Memory In Beloved

Cry The Beloved Country
Cry The Beloved Country
Cry the Beloved Country Anonymous Cry the beloved country, by alan paton, is a book which tells the story of how james jarvis, a wealthy estate owner who, because of his own busy life, had to learn of the social degradation in south africa through the death of his only son. If arthur jarvis had never been killed, james jarvis would never have been educated by his sons writings, and stephen kumalo. When we first meet james jarvis, he knows little of his sons life. He doesn't know his son was on
Beloved
Beloved
A major theme in the book, and an interesting idea: Rememory plays a significant role as Sethe battles with her feelings and repressed memories. Seen first on Page 43, Sethe describes rememory as something that always stays with you. My rememory... Some things you forget. Other things you never do. To experience rememory, I think you have to have a repressed memory to begin with, an even so horrible that you wipe it out of your normal memory. In Beloved, Sethe is repressing lots of memories, f

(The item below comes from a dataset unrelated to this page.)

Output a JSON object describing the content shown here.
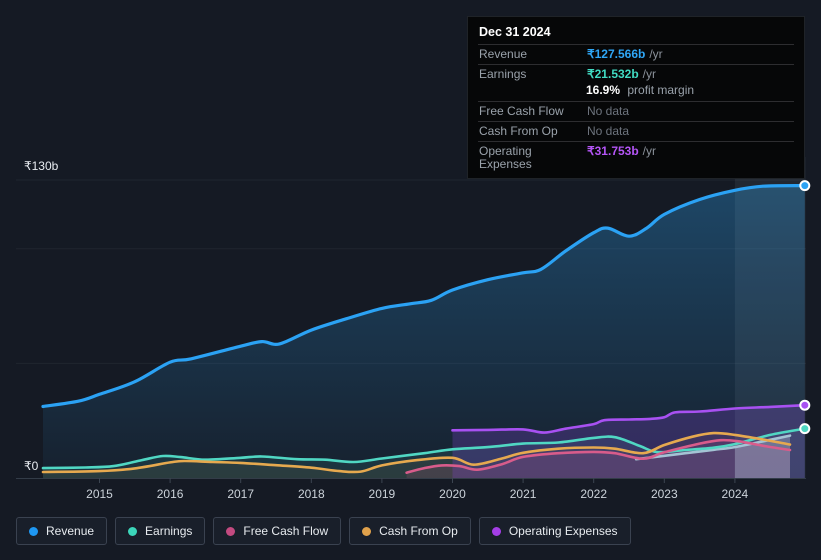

july\\\\'s people
july\\\\'s people
Exploration of Beloved Interpretation and Character Analysis of Toni Morrison\'s Epic Tale ? Oct 2, 2008 ? Eftihia Maria Kougianos Beloved - Inspirational Literature After reading Toni Morrison\'s Beloved one is left with the fascinating question of Beloved\'s existence and true nature. Was she a ghost or a real woman? Interpretation of Beloved One interpretation of the character of Beloved is that she is a wrathful character looking to wreak revenge on Sethe for killing her, despite the fact th
Meaning of life
Meaning of life
Maus: A Survivor?s Tale: Suffering and Relationships The graphic novel Maus, explores the relationships between Art, the author, and his father, Vladek, after the Holocaust. Vladek, a Holocaust and Auschwitz survivor, has a very hard time connecting with everyone who is around him after the war, and this is shown especially through his relationship to his son and second wife. Maus is simply a response to the ongoing effects of the Holocaust. Specifically, this novel points to the effect of long-